> [WORK TO BE COMPLETED] Repeat the entries below exactly. Drop the pictures.
DATA RECORDS START
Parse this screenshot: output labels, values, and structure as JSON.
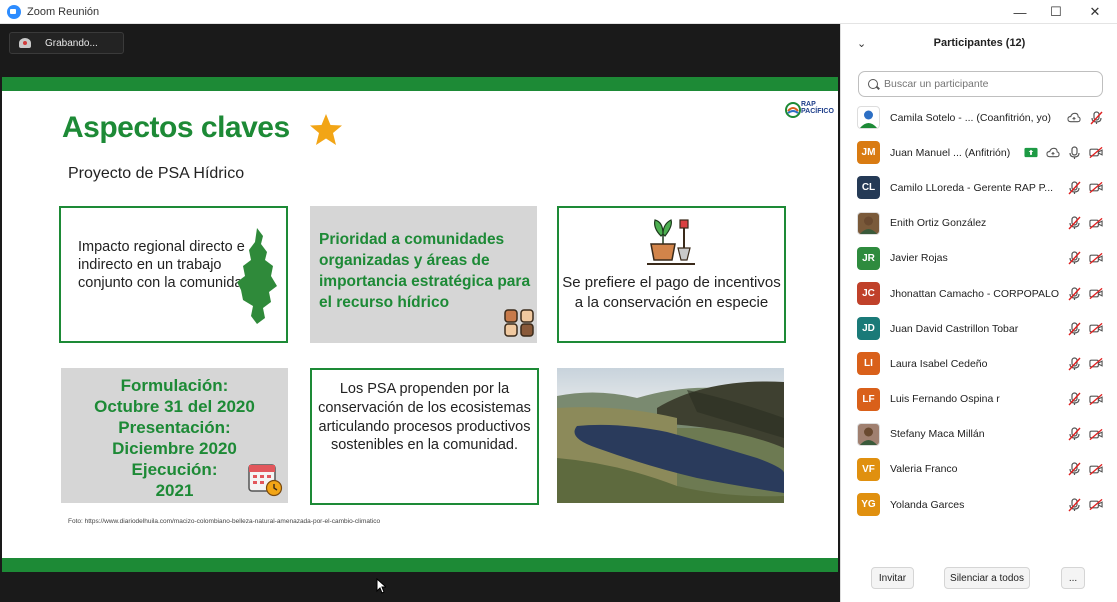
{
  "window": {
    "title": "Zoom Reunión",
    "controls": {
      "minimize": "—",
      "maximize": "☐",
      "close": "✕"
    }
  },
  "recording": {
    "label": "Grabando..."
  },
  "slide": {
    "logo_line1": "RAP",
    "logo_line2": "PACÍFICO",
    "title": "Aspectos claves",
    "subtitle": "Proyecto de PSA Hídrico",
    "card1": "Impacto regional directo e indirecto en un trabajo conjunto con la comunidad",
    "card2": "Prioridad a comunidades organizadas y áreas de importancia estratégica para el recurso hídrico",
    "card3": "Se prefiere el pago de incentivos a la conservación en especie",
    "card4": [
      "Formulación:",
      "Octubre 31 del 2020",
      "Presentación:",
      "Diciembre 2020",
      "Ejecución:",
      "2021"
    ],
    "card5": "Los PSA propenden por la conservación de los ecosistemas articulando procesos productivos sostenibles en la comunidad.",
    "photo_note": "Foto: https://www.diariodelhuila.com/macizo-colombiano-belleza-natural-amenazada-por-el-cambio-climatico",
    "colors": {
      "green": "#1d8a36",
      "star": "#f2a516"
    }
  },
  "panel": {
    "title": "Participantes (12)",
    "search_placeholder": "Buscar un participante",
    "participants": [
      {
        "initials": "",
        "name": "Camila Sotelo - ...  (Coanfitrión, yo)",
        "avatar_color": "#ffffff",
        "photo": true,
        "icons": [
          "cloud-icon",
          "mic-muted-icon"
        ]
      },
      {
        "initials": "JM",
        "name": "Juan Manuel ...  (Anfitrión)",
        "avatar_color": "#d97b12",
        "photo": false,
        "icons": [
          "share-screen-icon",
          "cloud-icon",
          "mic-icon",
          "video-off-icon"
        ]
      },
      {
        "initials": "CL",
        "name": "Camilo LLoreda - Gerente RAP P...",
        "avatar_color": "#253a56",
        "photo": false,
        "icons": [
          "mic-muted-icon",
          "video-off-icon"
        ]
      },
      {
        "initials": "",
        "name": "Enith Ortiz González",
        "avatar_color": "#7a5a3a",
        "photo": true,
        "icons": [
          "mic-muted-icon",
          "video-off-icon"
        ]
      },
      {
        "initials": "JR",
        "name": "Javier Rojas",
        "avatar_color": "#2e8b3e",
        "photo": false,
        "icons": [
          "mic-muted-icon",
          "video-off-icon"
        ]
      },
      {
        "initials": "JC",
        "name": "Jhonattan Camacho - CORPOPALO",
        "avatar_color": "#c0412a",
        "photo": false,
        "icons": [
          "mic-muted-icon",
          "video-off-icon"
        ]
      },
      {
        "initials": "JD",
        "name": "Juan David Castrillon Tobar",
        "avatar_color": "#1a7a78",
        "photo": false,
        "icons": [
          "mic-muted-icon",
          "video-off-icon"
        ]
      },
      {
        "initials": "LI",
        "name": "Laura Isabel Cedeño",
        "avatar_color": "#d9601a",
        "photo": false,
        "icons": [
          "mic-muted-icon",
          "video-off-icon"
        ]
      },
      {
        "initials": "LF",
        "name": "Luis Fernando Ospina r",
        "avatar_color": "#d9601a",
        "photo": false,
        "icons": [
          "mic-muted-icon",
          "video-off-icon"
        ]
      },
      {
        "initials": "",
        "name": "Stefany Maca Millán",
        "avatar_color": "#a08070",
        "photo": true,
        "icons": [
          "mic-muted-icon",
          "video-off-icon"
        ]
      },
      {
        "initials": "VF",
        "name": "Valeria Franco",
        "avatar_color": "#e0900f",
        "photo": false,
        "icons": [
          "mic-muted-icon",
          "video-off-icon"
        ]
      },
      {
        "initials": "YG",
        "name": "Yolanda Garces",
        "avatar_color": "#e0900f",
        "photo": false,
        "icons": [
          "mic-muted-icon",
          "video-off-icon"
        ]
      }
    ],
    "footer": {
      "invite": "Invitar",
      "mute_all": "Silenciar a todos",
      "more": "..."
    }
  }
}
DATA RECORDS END
> [WRITTEN ANSWER]
Parse this screenshot: output labels, values, and structure as JSON.
{
  "window": {
    "title": "Zoom Reunión",
    "controls": {
      "minimize": "—",
      "maximize": "☐",
      "close": "✕"
    }
  },
  "recording": {
    "label": "Grabando..."
  },
  "slide": {
    "logo_line1": "RAP",
    "logo_line2": "PACÍFICO",
    "title": "Aspectos claves",
    "subtitle": "Proyecto de PSA Hídrico",
    "card1": "Impacto regional directo e indirecto en un trabajo conjunto con la comunidad",
    "card2": "Prioridad a comunidades organizadas y áreas de importancia estratégica para el recurso hídrico",
    "card3": "Se prefiere el pago de incentivos a la conservación en especie",
    "card4": [
      "Formulación:",
      "Octubre 31 del 2020",
      "Presentación:",
      "Diciembre 2020",
      "Ejecución:",
      "2021"
    ],
    "card5": "Los PSA propenden por la conservación de los ecosistemas articulando procesos productivos sostenibles en la comunidad.",
    "photo_note": "Foto: https://www.diariodelhuila.com/macizo-colombiano-belleza-natural-amenazada-por-el-cambio-climatico",
    "colors": {
      "green": "#1d8a36",
      "star": "#f2a516"
    }
  },
  "panel": {
    "title": "Participantes (12)",
    "search_placeholder": "Buscar un participante",
    "participants": [
      {
        "initials": "",
        "name": "Camila Sotelo - ...  (Coanfitrión, yo)",
        "avatar_color": "#ffffff",
        "photo": true,
        "icons": [
          "cloud-icon",
          "mic-muted-icon"
        ]
      },
      {
        "initials": "JM",
        "name": "Juan Manuel ...  (Anfitrión)",
        "avatar_color": "#d97b12",
        "photo": false,
        "icons": [
          "share-screen-icon",
          "cloud-icon",
          "mic-icon",
          "video-off-icon"
        ]
      },
      {
        "initials": "CL",
        "name": "Camilo LLoreda - Gerente RAP P...",
        "avatar_color": "#253a56",
        "photo": false,
        "icons": [
          "mic-muted-icon",
          "video-off-icon"
        ]
      },
      {
        "initials": "",
        "name": "Enith Ortiz González",
        "avatar_color": "#7a5a3a",
        "photo": true,
        "icons": [
          "mic-muted-icon",
          "video-off-icon"
        ]
      },
      {
        "initials": "JR",
        "name": "Javier Rojas",
        "avatar_color": "#2e8b3e",
        "photo": false,
        "icons": [
          "mic-muted-icon",
          "video-off-icon"
        ]
      },
      {
        "initials": "JC",
        "name": "Jhonattan Camacho - CORPOPALO",
        "avatar_color": "#c0412a",
        "photo": false,
        "icons": [
          "mic-muted-icon",
          "video-off-icon"
        ]
      },
      {
        "initials": "JD",
        "name": "Juan David Castrillon Tobar",
        "avatar_color": "#1a7a78",
        "photo": false,
        "icons": [
          "mic-muted-icon",
          "video-off-icon"
        ]
      },
      {
        "initials": "LI",
        "name": "Laura Isabel Cedeño",
        "avatar_color": "#d9601a",
        "photo": false,
        "icons": [
          "mic-muted-icon",
          "video-off-icon"
        ]
      },
      {
        "initials": "LF",
        "name": "Luis Fernando Ospina r",
        "avatar_color": "#d9601a",
        "photo": false,
        "icons": [
          "mic-muted-icon",
          "video-off-icon"
        ]
      },
      {
        "initials": "",
        "name": "Stefany Maca Millán",
        "avatar_color": "#a08070",
        "photo": true,
        "icons": [
          "mic-muted-icon",
          "video-off-icon"
        ]
      },
      {
        "initials": "VF",
        "name": "Valeria Franco",
        "avatar_color": "#e0900f",
        "photo": false,
        "icons": [
          "mic-muted-icon",
          "video-off-icon"
        ]
      },
      {
        "initials": "YG",
        "name": "Yolanda Garces",
        "avatar_color": "#e0900f",
        "photo": false,
        "icons": [
          "mic-muted-icon",
          "video-off-icon"
        ]
      }
    ],
    "footer": {
      "invite": "Invitar",
      "mute_all": "Silenciar a todos",
      "more": "..."
    }
  }
}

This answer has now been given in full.